Problem statement: Please give back each line of the material unchanged, but without the images.

Data provided section start

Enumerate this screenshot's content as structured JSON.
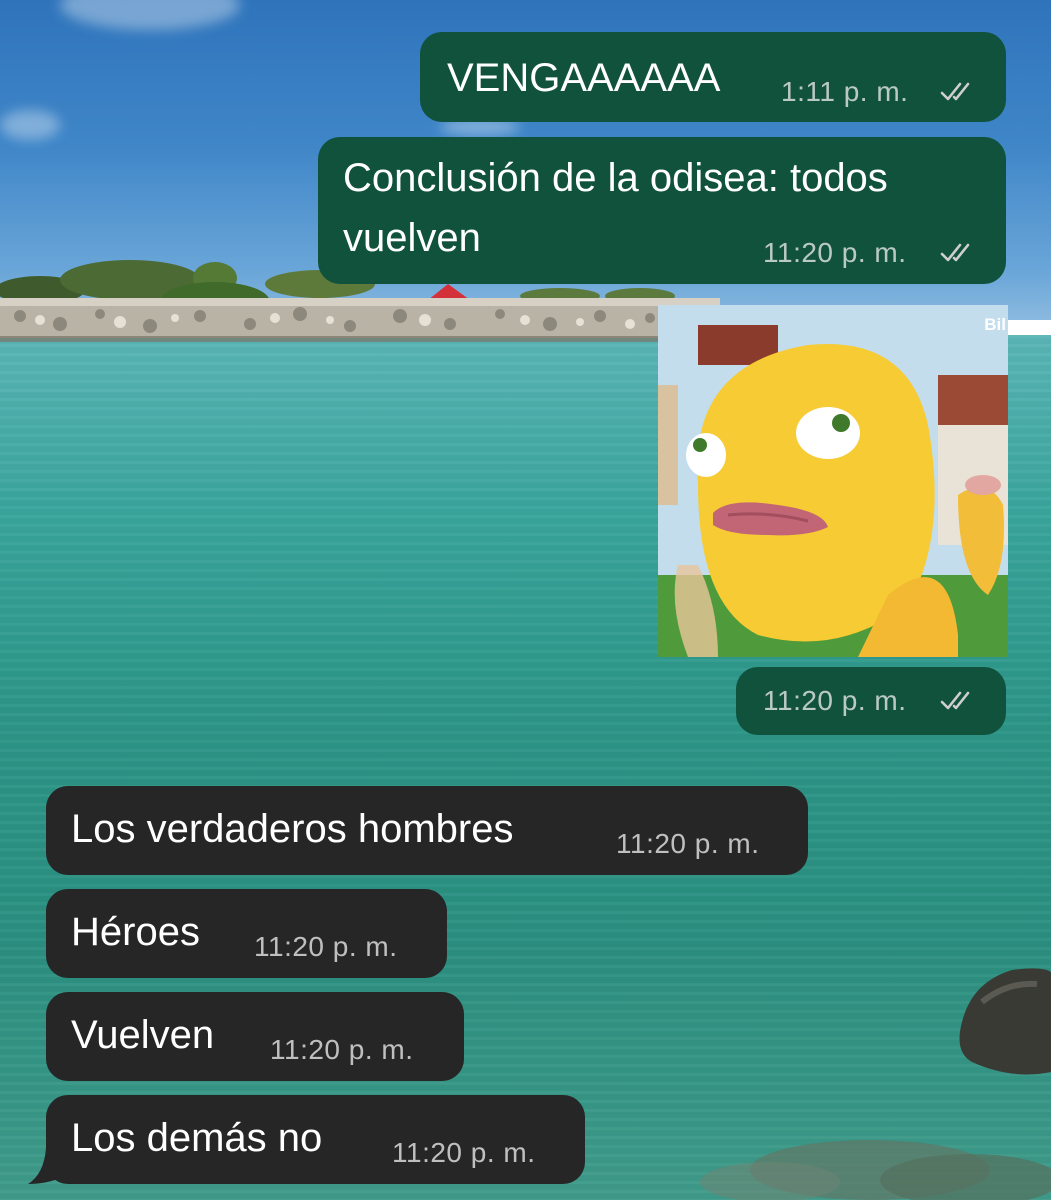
{
  "chat": {
    "messages": [
      {
        "direction": "outgoing",
        "text": "VENGAAAAAA",
        "time": "1:11 p. m.",
        "read": true
      },
      {
        "direction": "outgoing",
        "text_lines": [
          "Conclusión de la odisea: todos",
          "vuelven"
        ],
        "time": "11:20 p. m.",
        "read": true
      },
      {
        "direction": "outgoing",
        "type": "sticker",
        "sticker_icon": "yellow-cartoon-creature-tongue-out-sticker",
        "watermark": "Bil",
        "time": "11:20 p. m.",
        "read": true
      },
      {
        "direction": "incoming",
        "text": "Los verdaderos hombres",
        "time": "11:20 p. m."
      },
      {
        "direction": "incoming",
        "text": "Héroes",
        "time": "11:20 p. m."
      },
      {
        "direction": "incoming",
        "text": "Vuelven",
        "time": "11:20 p. m."
      },
      {
        "direction": "incoming",
        "text": "Los demás no",
        "time": "11:20 p. m."
      }
    ]
  },
  "theme": {
    "outgoing_bubble": "#11523d",
    "incoming_bubble": "#262626",
    "text": "#ffffff",
    "meta_text": "#d9d9d9"
  },
  "icons": {
    "read_receipt": "double-check-icon"
  },
  "wallpaper": "beach-photo-sky-sea-rocky-islet"
}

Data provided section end

Result below:
Enumerate this screenshot's content as structured JSON.
{
  "chat": {
    "messages": [
      {
        "direction": "outgoing",
        "text": "VENGAAAAAA",
        "time": "1:11 p. m.",
        "read": true
      },
      {
        "direction": "outgoing",
        "text_lines": [
          "Conclusión de la odisea: todos",
          "vuelven"
        ],
        "time": "11:20 p. m.",
        "read": true
      },
      {
        "direction": "outgoing",
        "type": "sticker",
        "sticker_icon": "yellow-cartoon-creature-tongue-out-sticker",
        "watermark": "Bil",
        "time": "11:20 p. m.",
        "read": true
      },
      {
        "direction": "incoming",
        "text": "Los verdaderos hombres",
        "time": "11:20 p. m."
      },
      {
        "direction": "incoming",
        "text": "Héroes",
        "time": "11:20 p. m."
      },
      {
        "direction": "incoming",
        "text": "Vuelven",
        "time": "11:20 p. m."
      },
      {
        "direction": "incoming",
        "text": "Los demás no",
        "time": "11:20 p. m."
      }
    ]
  },
  "theme": {
    "outgoing_bubble": "#11523d",
    "incoming_bubble": "#262626",
    "text": "#ffffff",
    "meta_text": "#d9d9d9"
  },
  "icons": {
    "read_receipt": "double-check-icon"
  },
  "wallpaper": "beach-photo-sky-sea-rocky-islet"
}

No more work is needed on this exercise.